▶ [Task directions]:
Below are some records. Print all of them exactly as they appear.

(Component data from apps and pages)
== Segment start ==

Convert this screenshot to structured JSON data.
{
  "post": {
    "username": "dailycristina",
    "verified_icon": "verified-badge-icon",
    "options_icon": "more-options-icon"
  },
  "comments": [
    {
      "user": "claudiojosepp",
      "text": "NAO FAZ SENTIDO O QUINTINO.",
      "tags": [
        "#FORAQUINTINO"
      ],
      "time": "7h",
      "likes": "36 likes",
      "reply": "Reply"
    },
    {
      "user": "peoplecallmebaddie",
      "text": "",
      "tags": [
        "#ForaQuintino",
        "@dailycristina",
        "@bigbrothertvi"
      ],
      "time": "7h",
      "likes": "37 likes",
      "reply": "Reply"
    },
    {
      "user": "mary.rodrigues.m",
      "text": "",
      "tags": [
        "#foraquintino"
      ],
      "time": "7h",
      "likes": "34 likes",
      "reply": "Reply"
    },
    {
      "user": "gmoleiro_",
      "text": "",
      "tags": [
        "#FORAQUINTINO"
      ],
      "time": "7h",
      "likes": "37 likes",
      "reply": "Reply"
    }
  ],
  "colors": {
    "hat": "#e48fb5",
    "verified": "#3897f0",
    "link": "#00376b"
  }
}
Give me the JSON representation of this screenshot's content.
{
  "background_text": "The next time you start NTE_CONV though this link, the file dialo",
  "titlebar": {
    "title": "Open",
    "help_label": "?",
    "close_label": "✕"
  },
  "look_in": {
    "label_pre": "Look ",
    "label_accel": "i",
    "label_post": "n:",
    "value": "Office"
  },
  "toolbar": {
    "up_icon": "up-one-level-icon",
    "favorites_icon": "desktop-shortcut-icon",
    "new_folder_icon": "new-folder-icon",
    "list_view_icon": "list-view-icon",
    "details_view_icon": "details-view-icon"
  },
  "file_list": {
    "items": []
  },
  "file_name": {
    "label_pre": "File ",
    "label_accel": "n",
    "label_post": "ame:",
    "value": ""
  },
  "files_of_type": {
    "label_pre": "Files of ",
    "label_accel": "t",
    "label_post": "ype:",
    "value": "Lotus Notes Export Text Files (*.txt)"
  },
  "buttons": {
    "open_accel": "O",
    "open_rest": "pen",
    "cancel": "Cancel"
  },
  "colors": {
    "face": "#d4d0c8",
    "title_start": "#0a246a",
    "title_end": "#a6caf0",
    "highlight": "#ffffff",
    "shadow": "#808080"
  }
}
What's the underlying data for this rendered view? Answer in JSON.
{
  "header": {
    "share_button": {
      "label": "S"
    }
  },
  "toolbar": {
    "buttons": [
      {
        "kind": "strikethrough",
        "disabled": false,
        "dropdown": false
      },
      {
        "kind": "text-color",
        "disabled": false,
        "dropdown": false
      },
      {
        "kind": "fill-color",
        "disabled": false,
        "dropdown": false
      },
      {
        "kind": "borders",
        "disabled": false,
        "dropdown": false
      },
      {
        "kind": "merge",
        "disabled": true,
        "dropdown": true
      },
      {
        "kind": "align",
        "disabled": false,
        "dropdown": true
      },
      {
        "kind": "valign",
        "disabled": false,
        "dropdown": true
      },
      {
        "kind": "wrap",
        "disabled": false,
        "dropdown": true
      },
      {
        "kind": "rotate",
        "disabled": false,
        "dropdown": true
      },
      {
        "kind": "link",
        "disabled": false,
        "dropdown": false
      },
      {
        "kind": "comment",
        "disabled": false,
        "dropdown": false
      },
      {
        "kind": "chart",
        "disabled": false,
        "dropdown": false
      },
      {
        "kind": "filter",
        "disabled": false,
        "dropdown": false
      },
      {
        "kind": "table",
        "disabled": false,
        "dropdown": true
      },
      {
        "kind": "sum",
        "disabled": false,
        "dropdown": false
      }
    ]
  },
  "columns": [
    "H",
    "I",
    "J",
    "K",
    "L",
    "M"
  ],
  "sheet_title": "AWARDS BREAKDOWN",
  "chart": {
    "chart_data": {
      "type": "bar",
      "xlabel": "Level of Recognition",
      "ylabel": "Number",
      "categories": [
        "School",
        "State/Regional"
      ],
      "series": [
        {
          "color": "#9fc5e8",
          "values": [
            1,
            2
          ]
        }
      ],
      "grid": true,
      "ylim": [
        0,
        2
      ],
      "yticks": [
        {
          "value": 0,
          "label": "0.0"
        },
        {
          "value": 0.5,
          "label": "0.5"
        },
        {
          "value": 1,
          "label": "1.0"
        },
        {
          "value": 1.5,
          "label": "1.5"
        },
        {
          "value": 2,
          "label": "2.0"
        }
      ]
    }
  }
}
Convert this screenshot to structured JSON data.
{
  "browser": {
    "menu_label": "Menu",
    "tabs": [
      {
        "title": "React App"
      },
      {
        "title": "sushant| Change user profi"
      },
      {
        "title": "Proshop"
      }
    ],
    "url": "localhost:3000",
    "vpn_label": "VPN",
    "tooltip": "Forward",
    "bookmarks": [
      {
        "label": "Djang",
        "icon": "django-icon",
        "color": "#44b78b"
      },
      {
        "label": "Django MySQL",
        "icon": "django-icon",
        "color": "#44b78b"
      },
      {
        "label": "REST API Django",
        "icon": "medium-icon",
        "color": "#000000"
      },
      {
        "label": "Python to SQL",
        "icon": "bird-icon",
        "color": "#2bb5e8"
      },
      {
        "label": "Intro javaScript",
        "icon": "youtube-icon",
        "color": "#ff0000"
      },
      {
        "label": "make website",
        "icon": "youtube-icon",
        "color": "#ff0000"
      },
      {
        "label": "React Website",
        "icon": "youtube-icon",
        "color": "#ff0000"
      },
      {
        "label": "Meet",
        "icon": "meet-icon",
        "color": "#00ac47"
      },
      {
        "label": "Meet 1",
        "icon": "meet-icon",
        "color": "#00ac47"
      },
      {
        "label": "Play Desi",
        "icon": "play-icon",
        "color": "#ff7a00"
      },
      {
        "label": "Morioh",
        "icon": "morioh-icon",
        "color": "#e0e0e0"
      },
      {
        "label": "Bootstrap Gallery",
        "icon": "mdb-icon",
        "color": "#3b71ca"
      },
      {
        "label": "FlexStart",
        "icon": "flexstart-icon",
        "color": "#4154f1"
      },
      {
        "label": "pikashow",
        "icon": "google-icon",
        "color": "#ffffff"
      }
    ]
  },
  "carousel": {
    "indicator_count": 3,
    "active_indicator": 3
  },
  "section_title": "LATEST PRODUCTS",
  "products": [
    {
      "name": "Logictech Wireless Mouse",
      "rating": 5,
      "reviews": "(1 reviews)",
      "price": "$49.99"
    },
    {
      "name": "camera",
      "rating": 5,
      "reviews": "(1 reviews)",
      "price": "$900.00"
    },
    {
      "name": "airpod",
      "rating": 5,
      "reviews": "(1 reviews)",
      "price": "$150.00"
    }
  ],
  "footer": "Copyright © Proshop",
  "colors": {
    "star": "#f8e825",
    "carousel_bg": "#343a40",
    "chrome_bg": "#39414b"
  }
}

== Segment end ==

▶ [Response box]:
Convert this screenshot to structured JSON data.
{
  "post": {
    "username": "dailycristina",
    "verified_icon": "verified-badge-icon",
    "options_icon": "more-options-icon"
  },
  "comments": [
    {
      "user": "claudiojosepp",
      "text": "NAO FAZ SENTIDO O QUINTINO.",
      "tags": [
        "#FORAQUINTINO"
      ],
      "time": "7h",
      "likes": "36 likes",
      "reply": "Reply"
    },
    {
      "user": "peoplecallmebaddie",
      "text": "",
      "tags": [
        "#ForaQuintino",
        "@dailycristina",
        "@bigbrothertvi"
      ],
      "time": "7h",
      "likes": "37 likes",
      "reply": "Reply"
    },
    {
      "user": "mary.rodrigues.m",
      "text": "",
      "tags": [
        "#foraquintino"
      ],
      "time": "7h",
      "likes": "34 likes",
      "reply": "Reply"
    },
    {
      "user": "gmoleiro_",
      "text": "",
      "tags": [
        "#FORAQUINTINO"
      ],
      "time": "7h",
      "likes": "37 likes",
      "reply": "Reply"
    }
  ],
  "colors": {
    "hat": "#e48fb5",
    "verified": "#3897f0",
    "link": "#00376b"
  }
}
Give me the JSON representation of this screenshot's content.
{
  "background_text": "The next time you start NTE_CONV though this link, the file dialo",
  "titlebar": {
    "title": "Open",
    "help_label": "?",
    "close_label": "✕"
  },
  "look_in": {
    "label_pre": "Look ",
    "label_accel": "i",
    "label_post": "n:",
    "value": "Office"
  },
  "toolbar": {
    "up_icon": "up-one-level-icon",
    "favorites_icon": "desktop-shortcut-icon",
    "new_folder_icon": "new-folder-icon",
    "list_view_icon": "list-view-icon",
    "details_view_icon": "details-view-icon"
  },
  "file_list": {
    "items": []
  },
  "file_name": {
    "label_pre": "File ",
    "label_accel": "n",
    "label_post": "ame:",
    "value": ""
  },
  "files_of_type": {
    "label_pre": "Files of ",
    "label_accel": "t",
    "label_post": "ype:",
    "value": "Lotus Notes Export Text Files (*.txt)"
  },
  "buttons": {
    "open_accel": "O",
    "open_rest": "pen",
    "cancel": "Cancel"
  },
  "colors": {
    "face": "#d4d0c8",
    "title_start": "#0a246a",
    "title_end": "#a6caf0",
    "highlight": "#ffffff",
    "shadow": "#808080"
  }
}
What's the underlying data for this rendered view? Answer in JSON.
{
  "header": {
    "share_button": {
      "label": "S"
    }
  },
  "toolbar": {
    "buttons": [
      {
        "kind": "strikethrough",
        "disabled": false,
        "dropdown": false
      },
      {
        "kind": "text-color",
        "disabled": false,
        "dropdown": false
      },
      {
        "kind": "fill-color",
        "disabled": false,
        "dropdown": false
      },
      {
        "kind": "borders",
        "disabled": false,
        "dropdown": false
      },
      {
        "kind": "merge",
        "disabled": true,
        "dropdown": true
      },
      {
        "kind": "align",
        "disabled": false,
        "dropdown": true
      },
      {
        "kind": "valign",
        "disabled": false,
        "dropdown": true
      },
      {
        "kind": "wrap",
        "disabled": false,
        "dropdown": true
      },
      {
        "kind": "rotate",
        "disabled": false,
        "dropdown": true
      },
      {
        "kind": "link",
        "disabled": false,
        "dropdown": false
      },
      {
        "kind": "comment",
        "disabled": false,
        "dropdown": false
      },
      {
        "kind": "chart",
        "disabled": false,
        "dropdown": false
      },
      {
        "kind": "filter",
        "disabled": false,
        "dropdown": false
      },
      {
        "kind": "table",
        "disabled": false,
        "dropdown": true
      },
      {
        "kind": "sum",
        "disabled": false,
        "dropdown": false
      }
    ]
  },
  "columns": [
    "H",
    "I",
    "J",
    "K",
    "L",
    "M"
  ],
  "sheet_title": "AWARDS BREAKDOWN",
  "chart": {
    "chart_data": {
      "type": "bar",
      "xlabel": "Level of Recognition",
      "ylabel": "Number",
      "categories": [
        "School",
        "State/Regional"
      ],
      "series": [
        {
          "color": "#9fc5e8",
          "values": [
            1,
            2
          ]
        }
      ],
      "grid": true,
      "ylim": [
        0,
        2
      ],
      "yticks": [
        {
          "value": 0,
          "label": "0.0"
        },
        {
          "value": 0.5,
          "label": "0.5"
        },
        {
          "value": 1,
          "label": "1.0"
        },
        {
          "value": 1.5,
          "label": "1.5"
        },
        {
          "value": 2,
          "label": "2.0"
        }
      ]
    }
  }
}
Convert this screenshot to structured JSON data.
{
  "browser": {
    "menu_label": "Menu",
    "tabs": [
      {
        "title": "React App"
      },
      {
        "title": "sushant| Change user profi"
      },
      {
        "title": "Proshop"
      }
    ],
    "url": "localhost:3000",
    "vpn_label": "VPN",
    "tooltip": "Forward",
    "bookmarks": [
      {
        "label": "Djang",
        "icon": "django-icon",
        "color": "#44b78b"
      },
      {
        "label": "Django MySQL",
        "icon": "django-icon",
        "color": "#44b78b"
      },
      {
        "label": "REST API Django",
        "icon": "medium-icon",
        "color": "#000000"
      },
      {
        "label": "Python to SQL",
        "icon": "bird-icon",
        "color": "#2bb5e8"
      },
      {
        "label": "Intro javaScript",
        "icon": "youtube-icon",
        "color": "#ff0000"
      },
      {
        "label": "make website",
        "icon": "youtube-icon",
        "color": "#ff0000"
      },
      {
        "label": "React Website",
        "icon": "youtube-icon",
        "color": "#ff0000"
      },
      {
        "label": "Meet",
        "icon": "meet-icon",
        "color": "#00ac47"
      },
      {
        "label": "Meet 1",
        "icon": "meet-icon",
        "color": "#00ac47"
      },
      {
        "label": "Play Desi",
        "icon": "play-icon",
        "color": "#ff7a00"
      },
      {
        "label": "Morioh",
        "icon": "morioh-icon",
        "color": "#e0e0e0"
      },
      {
        "label": "Bootstrap Gallery",
        "icon": "mdb-icon",
        "color": "#3b71ca"
      },
      {
        "label": "FlexStart",
        "icon": "flexstart-icon",
        "color": "#4154f1"
      },
      {
        "label": "pikashow",
        "icon": "google-icon",
        "color": "#ffffff"
      }
    ]
  },
  "carousel": {
    "indicator_count": 3,
    "active_indicator": 3
  },
  "section_title": "LATEST PRODUCTS",
  "products": [
    {
      "name": "Logictech Wireless Mouse",
      "rating": 5,
      "reviews": "(1 reviews)",
      "price": "$49.99"
    },
    {
      "name": "camera",
      "rating": 5,
      "reviews": "(1 reviews)",
      "price": "$900.00"
    },
    {
      "name": "airpod",
      "rating": 5,
      "reviews": "(1 reviews)",
      "price": "$150.00"
    }
  ],
  "footer": "Copyright © Proshop",
  "colors": {
    "star": "#f8e825",
    "carousel_bg": "#343a40",
    "chrome_bg": "#39414b"
  }
}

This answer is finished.